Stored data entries
☆ ☆ ☆ ☆ ☆ ☆ ☆

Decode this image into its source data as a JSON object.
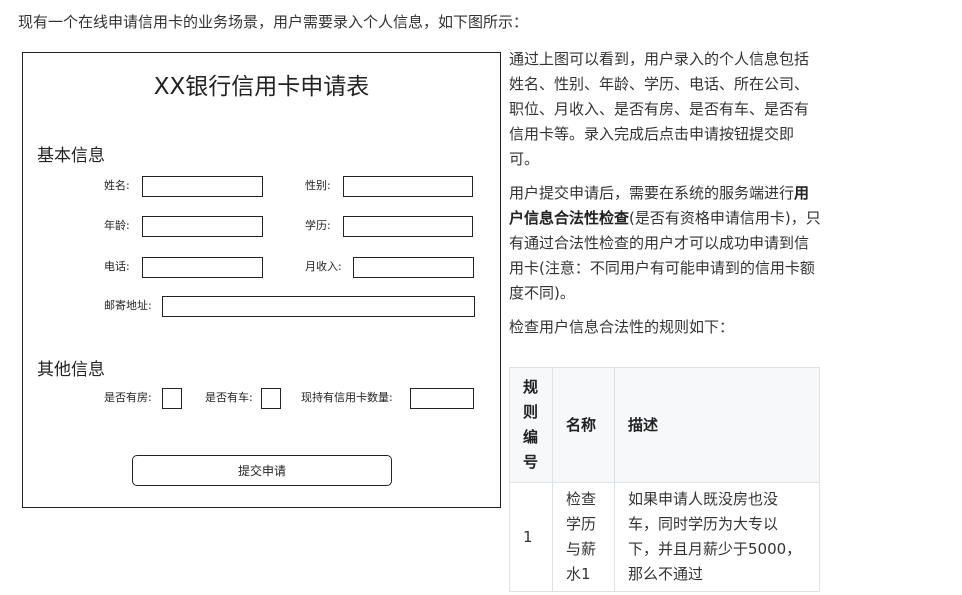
{
  "intro": "现有一个在线申请信用卡的业务场景，用户需要录入个人信息，如下图所示：",
  "form": {
    "title": "XX银行信用卡申请表",
    "basic_section": "基本信息",
    "other_section": "其他信息",
    "fields": {
      "name": "姓名:",
      "gender": "性别:",
      "age": "年龄:",
      "education": "学历:",
      "phone": "电话:",
      "income": "月收入:",
      "address": "邮寄地址:",
      "house": "是否有房:",
      "car": "是否有车:",
      "card_count": "现持有信用卡数量:"
    },
    "submit_label": "提交申请"
  },
  "right": {
    "p1": "通过上图可以看到，用户录入的个人信息包括姓名、性别、年龄、学历、电话、所在公司、职位、月收入、是否有房、是否有车、是否有信用卡等。录入完成后点击申请按钮提交即可。",
    "p2_before": "用户提交申请后，需要在系统的服务端进行",
    "p2_bold": "用户信息合法性检查",
    "p2_after": "(是否有资格申请信用卡)，只有通过合法性检查的用户才可以成功申请到信用卡(注意：不同用户有可能申请到的信用卡额度不同)。",
    "p3": "检查用户信息合法性的规则如下："
  },
  "table": {
    "headers": [
      "规则编号",
      "名称",
      "描述"
    ],
    "rows": [
      {
        "no": "1",
        "name": "检查学历与薪水1",
        "desc": "如果申请人既没房也没车，同时学历为大专以下，并且月薪少于5000，那么不通过"
      }
    ]
  }
}
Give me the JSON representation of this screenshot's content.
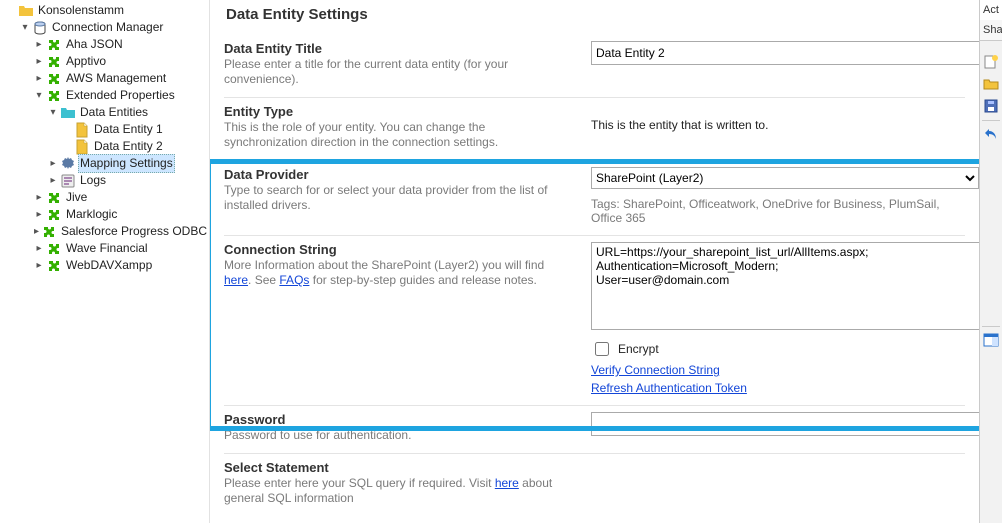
{
  "tree": {
    "root": "Konsolenstamm",
    "cm": "Connection Manager",
    "items": [
      "Aha JSON",
      "Apptivo",
      "AWS Management",
      "Extended Properties",
      "Jive",
      "Marklogic",
      "Salesforce Progress ODBC",
      "Wave Financial",
      "WebDAVXampp"
    ],
    "ep_children": {
      "data_entities": "Data Entities",
      "de1": "Data Entity 1",
      "de2": "Data Entity 2",
      "mapping": "Mapping Settings",
      "logs": "Logs"
    }
  },
  "page_title": "Data Entity Settings",
  "title_section": {
    "label": "Data Entity Title",
    "desc": "Please enter a title for the current data entity (for your convenience).",
    "value": "Data Entity 2"
  },
  "entity_type": {
    "label": "Entity Type",
    "desc": "This is the role of your entity. You can change the synchronization direction in the connection settings.",
    "value": "This is the entity that is written to."
  },
  "provider": {
    "label": "Data Provider",
    "desc": "Type to search for or select your data provider from the list of installed drivers.",
    "value": "SharePoint (Layer2)",
    "tags": "Tags: SharePoint, Officeatwork, OneDrive for Business, PlumSail, Office 365"
  },
  "conn": {
    "label": "Connection String",
    "desc_pre": "More Information about the SharePoint (Layer2) you will find ",
    "here": "here",
    "desc_mid": ". See ",
    "faqs": "FAQs",
    "desc_post": " for step-by-step guides and release notes.",
    "value": "URL=https://your_sharepoint_list_url/AllItems.aspx;\nAuthentication=Microsoft_Modern;\nUser=user@domain.com",
    "encrypt": "Encrypt",
    "verify": "Verify Connection String",
    "refresh": "Refresh Authentication Token"
  },
  "password": {
    "label": "Password",
    "desc": "Password to use for authentication."
  },
  "select_stmt": {
    "label": "Select Statement",
    "desc_pre": "Please enter here your SQL query if required. Visit ",
    "here": "here",
    "desc_post": " about general SQL information"
  },
  "rbar": {
    "tab0": "Act",
    "tab1": "Sha"
  }
}
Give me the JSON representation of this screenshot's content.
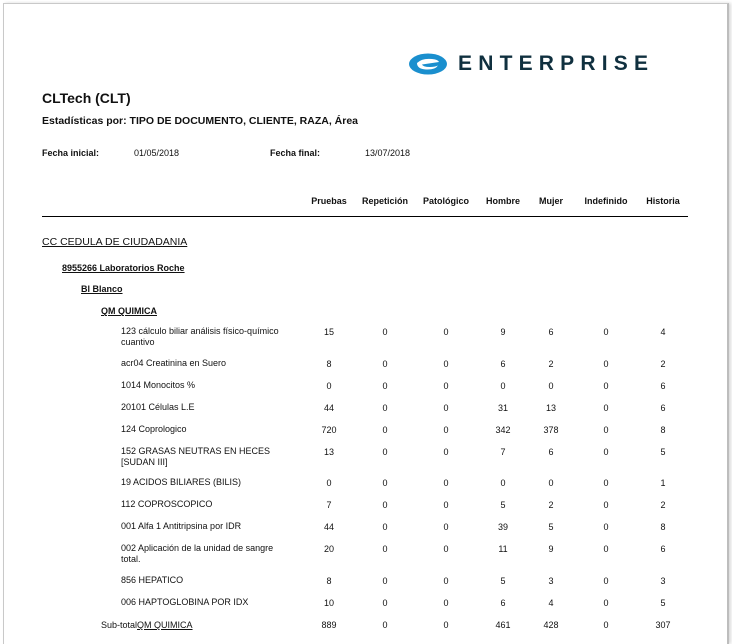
{
  "brand": {
    "name": "ENTERPRISE",
    "colors": {
      "logo": "#1a8fce",
      "text": "#10303f"
    }
  },
  "report": {
    "title": "CLTech (CLT)",
    "subtitle": "Estadísticas por: TIPO DE DOCUMENTO, CLIENTE, RAZA, Área",
    "fecha_inicial_label": "Fecha inicial:",
    "fecha_inicial": "01/05/2018",
    "fecha_final_label": "Fecha final:",
    "fecha_final": "13/07/2018"
  },
  "columns": [
    "Pruebas",
    "Repetición",
    "Patológico",
    "Hombre",
    "Mujer",
    "Indefinido",
    "Historia"
  ],
  "groups": {
    "documento": "CC CEDULA DE CIUDADANIA",
    "cliente": "8955266 Laboratorios Roche",
    "raza": "Bl Blanco",
    "area": "QM QUIMICA"
  },
  "rows": [
    {
      "name": "123 cálculo biliar análisis físico-químico cuantivo",
      "values": [
        "15",
        "0",
        "0",
        "9",
        "6",
        "0",
        "4"
      ]
    },
    {
      "name": "acr04 Creatinina en Suero",
      "values": [
        "8",
        "0",
        "0",
        "6",
        "2",
        "0",
        "2"
      ]
    },
    {
      "name": "1014 Monocitos %",
      "values": [
        "0",
        "0",
        "0",
        "0",
        "0",
        "0",
        "6"
      ]
    },
    {
      "name": "20101 Células L.E",
      "values": [
        "44",
        "0",
        "0",
        "31",
        "13",
        "0",
        "6"
      ]
    },
    {
      "name": "124 Coprologico",
      "values": [
        "720",
        "0",
        "0",
        "342",
        "378",
        "0",
        "8"
      ]
    },
    {
      "name": "152 GRASAS NEUTRAS EN HECES [SUDAN III]",
      "values": [
        "13",
        "0",
        "0",
        "7",
        "6",
        "0",
        "5"
      ]
    },
    {
      "name": "19 ACIDOS BILIARES (BILIS)",
      "values": [
        "0",
        "0",
        "0",
        "0",
        "0",
        "0",
        "1"
      ]
    },
    {
      "name": "112 COPROSCOPICO",
      "values": [
        "7",
        "0",
        "0",
        "5",
        "2",
        "0",
        "2"
      ]
    },
    {
      "name": "001 Alfa 1 Antitripsina por IDR",
      "values": [
        "44",
        "0",
        "0",
        "39",
        "5",
        "0",
        "8"
      ]
    },
    {
      "name": "002 Aplicación de la unidad de sangre total.",
      "values": [
        "20",
        "0",
        "0",
        "11",
        "9",
        "0",
        "6"
      ]
    },
    {
      "name": "856 HEPATICO",
      "values": [
        "8",
        "0",
        "0",
        "5",
        "3",
        "0",
        "3"
      ]
    },
    {
      "name": "006 HAPTOGLOBINA POR IDX",
      "values": [
        "10",
        "0",
        "0",
        "6",
        "4",
        "0",
        "5"
      ]
    }
  ],
  "subtotal": {
    "label": "Sub-total",
    "area": "QM QUIMICA",
    "values": [
      "889",
      "0",
      "0",
      "461",
      "428",
      "0",
      "307"
    ]
  }
}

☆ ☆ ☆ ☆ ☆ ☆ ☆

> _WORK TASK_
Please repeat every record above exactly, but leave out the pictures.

> _OUTPUT_
Decode this image into its source data as a JSON object.
{
  "intro": "现有一个在线申请信用卡的业务场景，用户需要录入个人信息，如下图所示：",
  "form": {
    "title": "XX银行信用卡申请表",
    "basic_section": "基本信息",
    "other_section": "其他信息",
    "fields": {
      "name": "姓名:",
      "gender": "性别:",
      "age": "年龄:",
      "education": "学历:",
      "phone": "电话:",
      "income": "月收入:",
      "address": "邮寄地址:",
      "house": "是否有房:",
      "car": "是否有车:",
      "card_count": "现持有信用卡数量:"
    },
    "submit_label": "提交申请"
  },
  "right": {
    "p1": "通过上图可以看到，用户录入的个人信息包括姓名、性别、年龄、学历、电话、所在公司、职位、月收入、是否有房、是否有车、是否有信用卡等。录入完成后点击申请按钮提交即可。",
    "p2_before": "用户提交申请后，需要在系统的服务端进行",
    "p2_bold": "用户信息合法性检查",
    "p2_after": "(是否有资格申请信用卡)，只有通过合法性检查的用户才可以成功申请到信用卡(注意：不同用户有可能申请到的信用卡额度不同)。",
    "p3": "检查用户信息合法性的规则如下："
  },
  "table": {
    "headers": [
      "规则编号",
      "名称",
      "描述"
    ],
    "rows": [
      {
        "no": "1",
        "name": "检查学历与薪水1",
        "desc": "如果申请人既没房也没车，同时学历为大专以下，并且月薪少于5000，那么不通过"
      }
    ]
  }
}
Give me the JSON representation of this screenshot's content.
{
  "tree": {
    "root": "Konsolenstamm",
    "cm": "Connection Manager",
    "items": [
      "Aha JSON",
      "Apptivo",
      "AWS Management",
      "Extended Properties",
      "Jive",
      "Marklogic",
      "Salesforce Progress ODBC",
      "Wave Financial",
      "WebDAVXampp"
    ],
    "ep_children": {
      "data_entities": "Data Entities",
      "de1": "Data Entity 1",
      "de2": "Data Entity 2",
      "mapping": "Mapping Settings",
      "logs": "Logs"
    }
  },
  "page_title": "Data Entity Settings",
  "title_section": {
    "label": "Data Entity Title",
    "desc": "Please enter a title for the current data entity (for your convenience).",
    "value": "Data Entity 2"
  },
  "entity_type": {
    "label": "Entity Type",
    "desc": "This is the role of your entity. You can change the synchronization direction in the connection settings.",
    "value": "This is the entity that is written to."
  },
  "provider": {
    "label": "Data Provider",
    "desc": "Type to search for or select your data provider from the list of installed drivers.",
    "value": "SharePoint (Layer2)",
    "tags": "Tags: SharePoint, Officeatwork, OneDrive for Business, PlumSail, Office 365"
  },
  "conn": {
    "label": "Connection String",
    "desc_pre": "More Information about the SharePoint (Layer2) you will find ",
    "here": "here",
    "desc_mid": ". See ",
    "faqs": "FAQs",
    "desc_post": " for step-by-step guides and release notes.",
    "value": "URL=https://your_sharepoint_list_url/AllItems.aspx;\nAuthentication=Microsoft_Modern;\nUser=user@domain.com",
    "encrypt": "Encrypt",
    "verify": "Verify Connection String",
    "refresh": "Refresh Authentication Token"
  },
  "password": {
    "label": "Password",
    "desc": "Password to use for authentication."
  },
  "select_stmt": {
    "label": "Select Statement",
    "desc_pre": "Please enter here your SQL query if required. Visit ",
    "here": "here",
    "desc_post": " about general SQL information"
  },
  "rbar": {
    "tab0": "Act",
    "tab1": "Sha"
  }
}
Give me the JSON representation of this screenshot's content.
{
  "brand": {
    "name": "ENTERPRISE",
    "colors": {
      "logo": "#1a8fce",
      "text": "#10303f"
    }
  },
  "report": {
    "title": "CLTech (CLT)",
    "subtitle": "Estadísticas por: TIPO DE DOCUMENTO, CLIENTE, RAZA, Área",
    "fecha_inicial_label": "Fecha inicial:",
    "fecha_inicial": "01/05/2018",
    "fecha_final_label": "Fecha final:",
    "fecha_final": "13/07/2018"
  },
  "columns": [
    "Pruebas",
    "Repetición",
    "Patológico",
    "Hombre",
    "Mujer",
    "Indefinido",
    "Historia"
  ],
  "groups": {
    "documento": "CC CEDULA DE CIUDADANIA",
    "cliente": "8955266 Laboratorios Roche",
    "raza": "Bl Blanco",
    "area": "QM QUIMICA"
  },
  "rows": [
    {
      "name": "123 cálculo biliar análisis físico-químico cuantivo",
      "values": [
        "15",
        "0",
        "0",
        "9",
        "6",
        "0",
        "4"
      ]
    },
    {
      "name": "acr04 Creatinina en Suero",
      "values": [
        "8",
        "0",
        "0",
        "6",
        "2",
        "0",
        "2"
      ]
    },
    {
      "name": "1014 Monocitos %",
      "values": [
        "0",
        "0",
        "0",
        "0",
        "0",
        "0",
        "6"
      ]
    },
    {
      "name": "20101 Células L.E",
      "values": [
        "44",
        "0",
        "0",
        "31",
        "13",
        "0",
        "6"
      ]
    },
    {
      "name": "124 Coprologico",
      "values": [
        "720",
        "0",
        "0",
        "342",
        "378",
        "0",
        "8"
      ]
    },
    {
      "name": "152 GRASAS NEUTRAS EN HECES [SUDAN III]",
      "values": [
        "13",
        "0",
        "0",
        "7",
        "6",
        "0",
        "5"
      ]
    },
    {
      "name": "19 ACIDOS BILIARES (BILIS)",
      "values": [
        "0",
        "0",
        "0",
        "0",
        "0",
        "0",
        "1"
      ]
    },
    {
      "name": "112 COPROSCOPICO",
      "values": [
        "7",
        "0",
        "0",
        "5",
        "2",
        "0",
        "2"
      ]
    },
    {
      "name": "001 Alfa 1 Antitripsina por IDR",
      "values": [
        "44",
        "0",
        "0",
        "39",
        "5",
        "0",
        "8"
      ]
    },
    {
      "name": "002 Aplicación de la unidad de sangre total.",
      "values": [
        "20",
        "0",
        "0",
        "11",
        "9",
        "0",
        "6"
      ]
    },
    {
      "name": "856 HEPATICO",
      "values": [
        "8",
        "0",
        "0",
        "5",
        "3",
        "0",
        "3"
      ]
    },
    {
      "name": "006 HAPTOGLOBINA POR IDX",
      "values": [
        "10",
        "0",
        "0",
        "6",
        "4",
        "0",
        "5"
      ]
    }
  ],
  "subtotal": {
    "label": "Sub-total",
    "area": "QM QUIMICA",
    "values": [
      "889",
      "0",
      "0",
      "461",
      "428",
      "0",
      "307"
    ]
  }
}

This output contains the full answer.